We’re gonna be at TCAF next week. Yay! If any of you out there are Canadians or Americans whats lives close to the border, come on up and buy our stuff. We’ve got the Dungeons & Drawings books and new postcards. Joe also has his non-Dungeons & Drawings related but still really good comics, including The Hunter, published by Nobrow. Neato!

Blanca’s Tumblr

Helix normally enters a world silently and instantly, rarely observed. Most of the time, she is simply there, filling a space that was empty before.

This time, she is in distress. The portal forms above a street, crackling and humming, like the sound of whales, reaching tendrils out to anchor itself between a water cistern and and a local radio tower, flickering with the many colors of magic.

She pushes through, partially entangled in a sturdy brass net, metal thorns digging into her skin. Behind her, holding the net for dear life and thoroughly surprised, the first Dao genie to ever see Gotham City is accidentally yanked from the Elemental Plane of Earth into one of the many forms of the Prime Material Plane. Completely unable to fly, he falls like a stone, and takes the entangled witch with him.

MODERN CRITICAL ROLE AESTHETICS: KEYLETH

“…born to the air tribe of the Ashari people, Keyleth was raised with a deep love of nature and the elemental magics. It is her people’s inherent duty to protect the delicate areas in Tal'Dorei, where the four elemental planes begin to bleed with this realm. Since she was a little girl, she had quite a knack for air manipulation and beast shaping abilities; well, if you consider kittens and flying squirrels to be little beasts.”

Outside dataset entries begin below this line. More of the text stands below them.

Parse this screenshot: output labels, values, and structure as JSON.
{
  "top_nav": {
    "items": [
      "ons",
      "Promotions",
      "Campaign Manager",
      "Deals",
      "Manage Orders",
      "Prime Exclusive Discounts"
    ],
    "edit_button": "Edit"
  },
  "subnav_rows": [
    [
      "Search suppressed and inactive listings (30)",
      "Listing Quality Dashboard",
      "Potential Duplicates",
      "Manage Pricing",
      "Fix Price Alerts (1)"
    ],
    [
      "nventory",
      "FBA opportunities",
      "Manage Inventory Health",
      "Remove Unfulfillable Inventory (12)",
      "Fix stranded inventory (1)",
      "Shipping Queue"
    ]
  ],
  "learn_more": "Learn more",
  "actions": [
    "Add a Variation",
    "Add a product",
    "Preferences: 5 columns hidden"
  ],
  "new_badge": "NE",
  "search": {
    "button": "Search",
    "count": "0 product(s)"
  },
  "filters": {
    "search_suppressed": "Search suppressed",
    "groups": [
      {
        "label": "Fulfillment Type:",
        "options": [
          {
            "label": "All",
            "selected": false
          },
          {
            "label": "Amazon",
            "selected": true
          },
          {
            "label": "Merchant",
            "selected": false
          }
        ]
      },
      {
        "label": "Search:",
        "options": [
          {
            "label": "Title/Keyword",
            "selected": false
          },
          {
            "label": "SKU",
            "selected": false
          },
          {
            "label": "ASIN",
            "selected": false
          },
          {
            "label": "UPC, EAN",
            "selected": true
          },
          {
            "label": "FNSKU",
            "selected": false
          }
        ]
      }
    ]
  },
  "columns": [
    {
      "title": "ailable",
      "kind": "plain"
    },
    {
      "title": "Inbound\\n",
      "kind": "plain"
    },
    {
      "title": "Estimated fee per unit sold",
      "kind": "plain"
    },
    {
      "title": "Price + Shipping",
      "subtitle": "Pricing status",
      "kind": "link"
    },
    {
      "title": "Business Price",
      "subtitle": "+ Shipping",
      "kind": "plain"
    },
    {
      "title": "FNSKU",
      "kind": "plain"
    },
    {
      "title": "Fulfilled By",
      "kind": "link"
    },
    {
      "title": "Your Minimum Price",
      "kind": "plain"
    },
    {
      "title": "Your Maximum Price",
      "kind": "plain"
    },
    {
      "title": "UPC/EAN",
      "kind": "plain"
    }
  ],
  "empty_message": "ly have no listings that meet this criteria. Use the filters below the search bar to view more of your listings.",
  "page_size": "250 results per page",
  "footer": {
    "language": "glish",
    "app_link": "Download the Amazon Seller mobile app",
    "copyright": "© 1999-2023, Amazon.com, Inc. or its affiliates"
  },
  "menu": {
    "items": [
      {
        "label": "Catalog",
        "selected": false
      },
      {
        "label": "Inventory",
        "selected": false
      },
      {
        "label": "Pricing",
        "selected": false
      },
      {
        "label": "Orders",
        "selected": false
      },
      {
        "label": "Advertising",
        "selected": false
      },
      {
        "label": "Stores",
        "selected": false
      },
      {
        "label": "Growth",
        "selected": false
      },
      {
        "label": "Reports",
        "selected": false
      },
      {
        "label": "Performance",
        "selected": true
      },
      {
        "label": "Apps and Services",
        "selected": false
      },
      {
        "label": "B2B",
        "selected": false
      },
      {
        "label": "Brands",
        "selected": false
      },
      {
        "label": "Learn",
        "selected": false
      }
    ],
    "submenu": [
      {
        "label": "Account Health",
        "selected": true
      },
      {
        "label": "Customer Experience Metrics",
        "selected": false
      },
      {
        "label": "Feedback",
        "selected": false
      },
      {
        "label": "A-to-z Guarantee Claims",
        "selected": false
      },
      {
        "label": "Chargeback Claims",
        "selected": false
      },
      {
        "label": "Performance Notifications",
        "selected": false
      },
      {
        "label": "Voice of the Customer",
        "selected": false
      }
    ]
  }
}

He who is going to be a magician will recognize that life is dependent on the work of the elements in the various planes and spheres. It is to be seen in great and in small things, in the microcosm as well as in the macrocosm, temporarily and eternally, everywhere there are powers in action. Starting from this point of cognition, you will find that there is no death at all, in the true sense of the word, but everything goes on living, transmuting and becoming perfect according to primitive laws. Therefore a magician is not afraid of death, for he believes the physical death to be only a transition to a subtler sphere, the astral plane, and from there to the spiritual level, and so on. Consequently he will not believe in heaven nor in hell. The priests of the various religions stick to these fancies solely to keep their kids to the point. Their moralizing serves only to provoke fear of the hell or the purgatory and to promise heaven to morally good people. Average people, as far as they are religiously inclined, are favorably influenced by such a point of view for, from fear of hell, they will try to be good.

— Franz Bardon, Initiation into Hermetics

(Via Esoteric Science Institute)